Re: Bash-Problem with cursor position after calling a function with READLINE_LINE
- Date: Sat, 08 Sep 2018 17:07:04 +0200
- From: "Thomas Schmitt" <scdbackup@xxxxxxx>
- Subject: Re: Bash-Problem with cursor position after calling a function with READLINE_LINE
David Wright wrote:
> As I posted, I get the same behaviour whichever shebang I have,
> any of bash|dash|sh.
That's probably because there is bash-ism in the script, except the
variable READLINE_LINE which the boss bash is supposed to have set.
> If the script has no shebang, then (I assume) the system will run a
> shell to execute it. As under correction above, it appears to start up
> this new shell with the same command line as the one it's running in.
https://manpages.debian.org/stretch/bash/bash.1.en.html says after having
explained how the file is looked up:
If the search is successful, or if the command name contains one or
more slashes, the shell executes the named program in a separate
execution environment. Argument 0 is set to the name given, and the
remaining arguments to the command are set to the arguments given,
So it may be that the Linux kernel decides what to do. The man page
goes on with:
If this execution fails because the file is not in executable format,
and the file is not a directory, it is assumed to be a shell script,
a file containing shell commands. A subshell is spawned to execute it.
This subshell reinitializes itself, so that the effect is as if a new

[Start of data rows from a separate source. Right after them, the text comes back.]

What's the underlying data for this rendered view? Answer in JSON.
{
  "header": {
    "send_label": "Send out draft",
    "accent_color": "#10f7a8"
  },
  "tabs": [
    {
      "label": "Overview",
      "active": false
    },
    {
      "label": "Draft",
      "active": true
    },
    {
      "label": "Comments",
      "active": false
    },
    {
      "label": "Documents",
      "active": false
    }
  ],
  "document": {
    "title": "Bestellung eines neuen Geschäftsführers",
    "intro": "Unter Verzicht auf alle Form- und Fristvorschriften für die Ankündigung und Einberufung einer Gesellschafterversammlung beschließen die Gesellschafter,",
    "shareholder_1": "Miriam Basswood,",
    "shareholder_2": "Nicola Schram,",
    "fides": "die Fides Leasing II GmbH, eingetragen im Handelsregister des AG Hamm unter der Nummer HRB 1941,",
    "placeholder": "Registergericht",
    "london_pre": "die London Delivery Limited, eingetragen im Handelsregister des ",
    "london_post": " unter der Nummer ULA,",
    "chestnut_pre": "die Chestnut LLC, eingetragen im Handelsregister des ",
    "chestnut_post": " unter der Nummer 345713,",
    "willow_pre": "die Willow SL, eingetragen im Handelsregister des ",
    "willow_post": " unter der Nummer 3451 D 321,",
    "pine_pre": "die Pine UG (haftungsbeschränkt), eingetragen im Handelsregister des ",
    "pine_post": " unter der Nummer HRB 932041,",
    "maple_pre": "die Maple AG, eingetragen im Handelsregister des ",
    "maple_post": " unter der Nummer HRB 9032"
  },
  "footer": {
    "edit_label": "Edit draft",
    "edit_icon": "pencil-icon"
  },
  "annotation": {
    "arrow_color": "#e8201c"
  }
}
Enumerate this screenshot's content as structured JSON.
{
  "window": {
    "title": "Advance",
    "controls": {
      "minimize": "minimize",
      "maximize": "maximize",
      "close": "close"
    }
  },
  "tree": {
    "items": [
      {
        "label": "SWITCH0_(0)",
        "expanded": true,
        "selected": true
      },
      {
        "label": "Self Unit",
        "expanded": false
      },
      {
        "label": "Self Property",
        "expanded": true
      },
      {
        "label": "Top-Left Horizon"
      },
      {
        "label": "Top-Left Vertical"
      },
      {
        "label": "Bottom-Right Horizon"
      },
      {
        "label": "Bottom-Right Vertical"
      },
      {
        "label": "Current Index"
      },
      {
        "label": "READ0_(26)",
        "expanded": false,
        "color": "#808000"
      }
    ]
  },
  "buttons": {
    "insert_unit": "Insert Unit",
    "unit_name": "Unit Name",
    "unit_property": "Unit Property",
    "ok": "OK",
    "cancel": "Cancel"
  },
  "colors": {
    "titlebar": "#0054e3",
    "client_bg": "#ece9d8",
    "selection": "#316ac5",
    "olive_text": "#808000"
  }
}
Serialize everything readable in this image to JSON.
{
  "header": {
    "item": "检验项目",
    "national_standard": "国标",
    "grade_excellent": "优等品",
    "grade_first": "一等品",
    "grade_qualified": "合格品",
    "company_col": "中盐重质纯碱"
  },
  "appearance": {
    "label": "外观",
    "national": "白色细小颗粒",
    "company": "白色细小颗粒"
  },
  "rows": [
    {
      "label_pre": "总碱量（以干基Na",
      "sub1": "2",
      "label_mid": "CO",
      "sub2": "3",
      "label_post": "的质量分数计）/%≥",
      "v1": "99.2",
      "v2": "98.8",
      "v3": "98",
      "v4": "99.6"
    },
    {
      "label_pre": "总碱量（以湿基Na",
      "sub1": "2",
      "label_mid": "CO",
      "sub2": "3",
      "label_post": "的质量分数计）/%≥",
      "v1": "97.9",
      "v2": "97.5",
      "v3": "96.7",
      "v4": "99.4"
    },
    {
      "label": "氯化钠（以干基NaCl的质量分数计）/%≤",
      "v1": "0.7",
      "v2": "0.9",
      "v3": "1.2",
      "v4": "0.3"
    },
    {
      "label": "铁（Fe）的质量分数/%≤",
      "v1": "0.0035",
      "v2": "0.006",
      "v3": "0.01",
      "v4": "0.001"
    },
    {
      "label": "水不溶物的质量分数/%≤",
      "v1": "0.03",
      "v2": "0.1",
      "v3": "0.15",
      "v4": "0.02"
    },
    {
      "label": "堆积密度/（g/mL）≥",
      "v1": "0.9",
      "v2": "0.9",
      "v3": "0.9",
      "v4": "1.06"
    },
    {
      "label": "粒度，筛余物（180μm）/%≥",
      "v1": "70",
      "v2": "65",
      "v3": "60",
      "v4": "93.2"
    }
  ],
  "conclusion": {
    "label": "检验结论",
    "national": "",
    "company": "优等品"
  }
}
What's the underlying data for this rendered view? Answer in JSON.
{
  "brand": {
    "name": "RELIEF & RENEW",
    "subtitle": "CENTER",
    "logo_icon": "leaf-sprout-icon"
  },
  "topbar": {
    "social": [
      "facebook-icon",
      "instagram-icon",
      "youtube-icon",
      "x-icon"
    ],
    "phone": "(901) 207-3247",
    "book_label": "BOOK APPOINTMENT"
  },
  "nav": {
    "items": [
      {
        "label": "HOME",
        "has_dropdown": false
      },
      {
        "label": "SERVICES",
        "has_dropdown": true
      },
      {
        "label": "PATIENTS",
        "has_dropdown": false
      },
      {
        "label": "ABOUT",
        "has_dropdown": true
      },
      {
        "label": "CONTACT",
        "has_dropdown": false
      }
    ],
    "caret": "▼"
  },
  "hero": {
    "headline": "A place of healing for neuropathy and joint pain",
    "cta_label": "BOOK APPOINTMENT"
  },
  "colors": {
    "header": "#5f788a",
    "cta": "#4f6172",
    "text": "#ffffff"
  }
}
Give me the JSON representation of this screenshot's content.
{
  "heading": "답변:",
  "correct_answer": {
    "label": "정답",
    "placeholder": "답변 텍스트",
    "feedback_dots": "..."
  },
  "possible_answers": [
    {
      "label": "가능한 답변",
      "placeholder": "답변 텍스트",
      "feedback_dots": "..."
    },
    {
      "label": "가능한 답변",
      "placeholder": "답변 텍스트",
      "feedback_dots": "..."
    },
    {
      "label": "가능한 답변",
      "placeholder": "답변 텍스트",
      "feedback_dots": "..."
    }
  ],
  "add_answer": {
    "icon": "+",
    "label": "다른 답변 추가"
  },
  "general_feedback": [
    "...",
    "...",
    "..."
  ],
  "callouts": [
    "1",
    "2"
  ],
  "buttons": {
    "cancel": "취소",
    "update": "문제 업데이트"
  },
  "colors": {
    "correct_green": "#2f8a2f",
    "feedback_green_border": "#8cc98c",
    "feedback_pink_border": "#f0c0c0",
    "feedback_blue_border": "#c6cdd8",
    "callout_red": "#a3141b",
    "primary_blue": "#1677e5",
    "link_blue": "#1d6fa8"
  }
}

shell had been invoked to handle the script, with the exception that
the locations of commands remembered by the parent (see hash below
under SHELL BUILTIN COMMANDS) are retained by the child.
I'd expect that a script without "#!" falls in this category.
It seems that here we have the difference between Jessie and Stretch.
The man page then explains what happens if "#!" is seen:
If the program is a file beginning with #!, the remainder of the first
line specifies an interpreter for the program. The shell executes the
specified interpreter on operating systems that do not handle this
executable format themselves.
So again, it may be that the kernel decides to execute the interpreter
program with the script, or it can tell the shell to handle this on its
Whatever happens, it works on Stretch.
My main suspect would be the statement in the middle quote about scripts
"This subshell reinitializes itself"
Obviously this differs from the initialization of a freshly started new
shell, or from the cleanup in the momma shell before the fork and start
of an external program.
Have a nice day :)